When the word "time" shows up in a line of the data below, copy that whole line.

BEGIN The data

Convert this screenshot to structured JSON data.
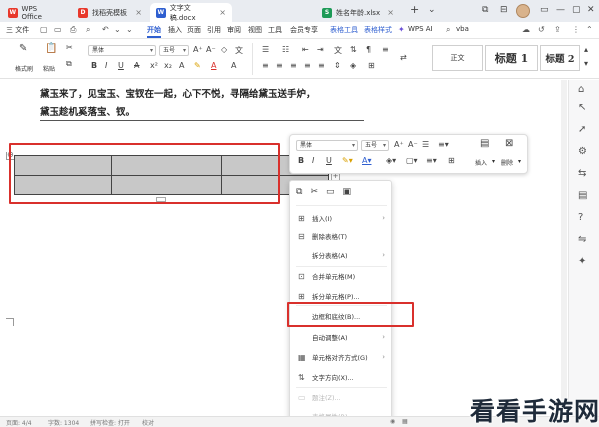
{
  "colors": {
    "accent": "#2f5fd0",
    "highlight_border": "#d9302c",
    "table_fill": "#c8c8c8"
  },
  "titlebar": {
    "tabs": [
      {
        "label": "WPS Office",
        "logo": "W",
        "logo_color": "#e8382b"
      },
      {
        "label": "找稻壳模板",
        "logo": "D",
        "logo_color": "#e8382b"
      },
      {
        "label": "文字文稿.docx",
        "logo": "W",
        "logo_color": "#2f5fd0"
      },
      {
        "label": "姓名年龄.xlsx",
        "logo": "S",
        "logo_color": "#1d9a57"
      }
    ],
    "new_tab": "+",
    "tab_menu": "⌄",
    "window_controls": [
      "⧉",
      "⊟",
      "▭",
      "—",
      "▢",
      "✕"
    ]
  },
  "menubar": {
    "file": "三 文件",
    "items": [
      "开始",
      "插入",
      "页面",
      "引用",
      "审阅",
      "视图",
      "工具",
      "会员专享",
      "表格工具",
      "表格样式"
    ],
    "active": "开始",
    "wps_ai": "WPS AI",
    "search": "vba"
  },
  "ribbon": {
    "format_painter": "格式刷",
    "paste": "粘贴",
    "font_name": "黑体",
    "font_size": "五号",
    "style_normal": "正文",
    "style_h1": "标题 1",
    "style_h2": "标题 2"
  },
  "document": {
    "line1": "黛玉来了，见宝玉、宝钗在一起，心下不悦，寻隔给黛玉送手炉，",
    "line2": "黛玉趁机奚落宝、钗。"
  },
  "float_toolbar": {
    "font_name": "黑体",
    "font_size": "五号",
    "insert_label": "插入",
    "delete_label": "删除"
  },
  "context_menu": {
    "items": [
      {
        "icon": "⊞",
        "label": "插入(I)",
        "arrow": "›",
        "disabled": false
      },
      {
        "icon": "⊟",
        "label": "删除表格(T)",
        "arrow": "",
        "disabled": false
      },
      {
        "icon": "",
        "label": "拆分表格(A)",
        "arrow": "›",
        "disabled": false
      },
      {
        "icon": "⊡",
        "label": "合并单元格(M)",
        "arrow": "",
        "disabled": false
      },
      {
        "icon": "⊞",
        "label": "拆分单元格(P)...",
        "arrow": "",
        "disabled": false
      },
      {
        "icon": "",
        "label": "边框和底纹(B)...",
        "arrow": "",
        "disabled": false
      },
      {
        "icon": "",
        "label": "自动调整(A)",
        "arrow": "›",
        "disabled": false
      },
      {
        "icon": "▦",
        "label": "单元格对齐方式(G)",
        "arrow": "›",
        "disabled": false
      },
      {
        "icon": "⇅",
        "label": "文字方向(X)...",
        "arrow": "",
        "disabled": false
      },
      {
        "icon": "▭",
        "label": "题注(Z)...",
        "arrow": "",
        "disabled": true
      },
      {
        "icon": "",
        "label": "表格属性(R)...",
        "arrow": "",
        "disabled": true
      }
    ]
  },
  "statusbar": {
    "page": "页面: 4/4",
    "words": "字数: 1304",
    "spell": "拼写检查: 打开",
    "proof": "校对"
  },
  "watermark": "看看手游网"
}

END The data
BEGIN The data

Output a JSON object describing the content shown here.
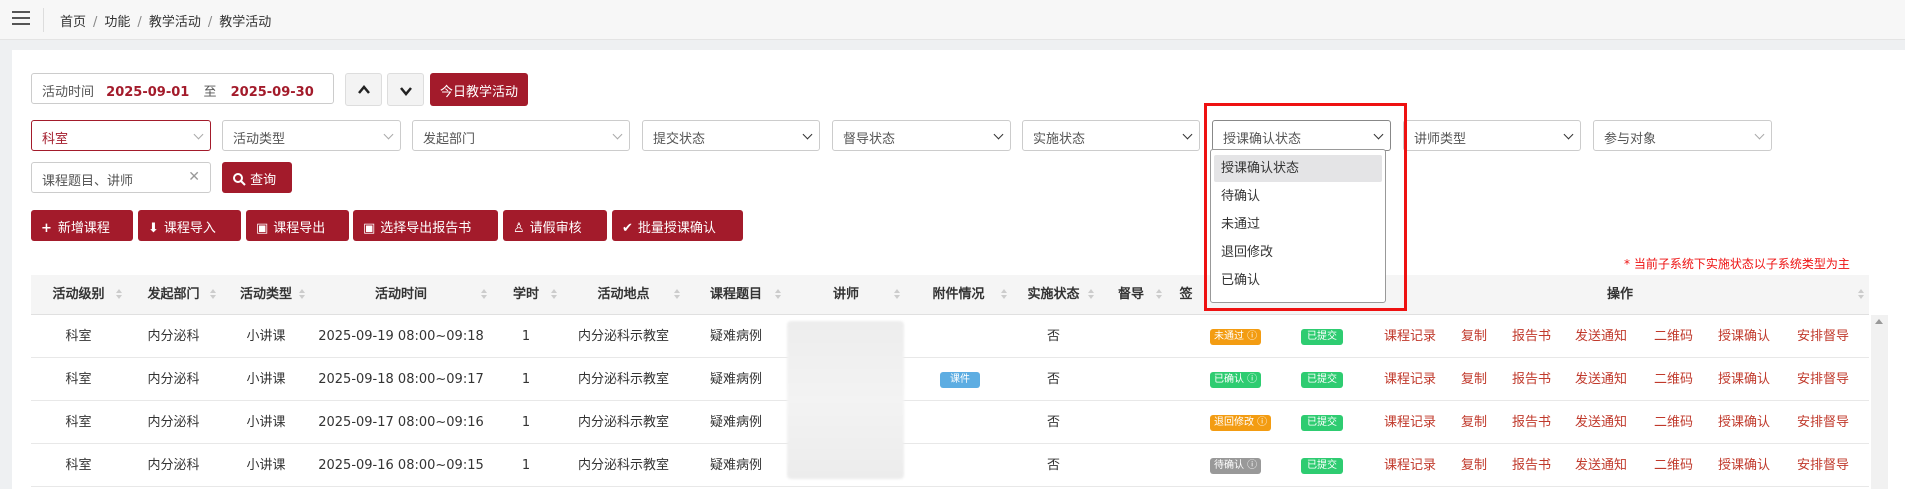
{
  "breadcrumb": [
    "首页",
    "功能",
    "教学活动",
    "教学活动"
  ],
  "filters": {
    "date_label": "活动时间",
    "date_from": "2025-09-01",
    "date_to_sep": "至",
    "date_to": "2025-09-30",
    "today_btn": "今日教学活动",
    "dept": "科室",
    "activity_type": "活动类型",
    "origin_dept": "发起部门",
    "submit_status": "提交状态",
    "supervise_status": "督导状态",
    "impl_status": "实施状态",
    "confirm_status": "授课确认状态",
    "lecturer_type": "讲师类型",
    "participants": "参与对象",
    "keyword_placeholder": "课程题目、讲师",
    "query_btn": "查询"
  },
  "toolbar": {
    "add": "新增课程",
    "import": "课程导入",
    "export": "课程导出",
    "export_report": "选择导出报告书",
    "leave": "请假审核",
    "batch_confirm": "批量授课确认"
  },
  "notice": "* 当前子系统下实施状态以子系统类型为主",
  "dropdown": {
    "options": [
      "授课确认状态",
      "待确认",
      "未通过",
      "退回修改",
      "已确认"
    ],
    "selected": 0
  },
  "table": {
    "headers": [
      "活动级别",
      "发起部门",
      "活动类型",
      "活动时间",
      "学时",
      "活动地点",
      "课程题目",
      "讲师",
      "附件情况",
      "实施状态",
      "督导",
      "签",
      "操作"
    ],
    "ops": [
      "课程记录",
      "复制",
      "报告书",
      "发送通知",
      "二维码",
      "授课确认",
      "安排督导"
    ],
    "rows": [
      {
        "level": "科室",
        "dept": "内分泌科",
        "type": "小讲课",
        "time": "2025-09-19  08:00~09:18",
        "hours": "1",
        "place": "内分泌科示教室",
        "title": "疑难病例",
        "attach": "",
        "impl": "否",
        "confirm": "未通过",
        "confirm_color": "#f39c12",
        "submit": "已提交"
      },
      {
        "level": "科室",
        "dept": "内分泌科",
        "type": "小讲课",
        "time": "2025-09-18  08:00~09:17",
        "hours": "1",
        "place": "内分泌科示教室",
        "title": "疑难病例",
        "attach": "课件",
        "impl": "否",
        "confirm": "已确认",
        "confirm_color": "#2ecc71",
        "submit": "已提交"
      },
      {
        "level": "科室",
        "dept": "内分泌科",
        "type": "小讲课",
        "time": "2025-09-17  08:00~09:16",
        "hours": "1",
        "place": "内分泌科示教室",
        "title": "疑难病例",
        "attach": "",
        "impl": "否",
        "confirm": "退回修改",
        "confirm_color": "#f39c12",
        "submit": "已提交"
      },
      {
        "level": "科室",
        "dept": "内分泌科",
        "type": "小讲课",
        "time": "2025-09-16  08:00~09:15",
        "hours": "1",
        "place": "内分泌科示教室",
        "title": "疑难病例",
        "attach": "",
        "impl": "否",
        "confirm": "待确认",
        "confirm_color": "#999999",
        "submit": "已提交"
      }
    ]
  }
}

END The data

■ Exercise answer:
        "time": "2025-09-19  08:00~09:18",
        "time": "2025-09-18  08:00~09:17",
        "time": "2025-09-17  08:00~09:16",
        "time": "2025-09-16  08:00~09:15",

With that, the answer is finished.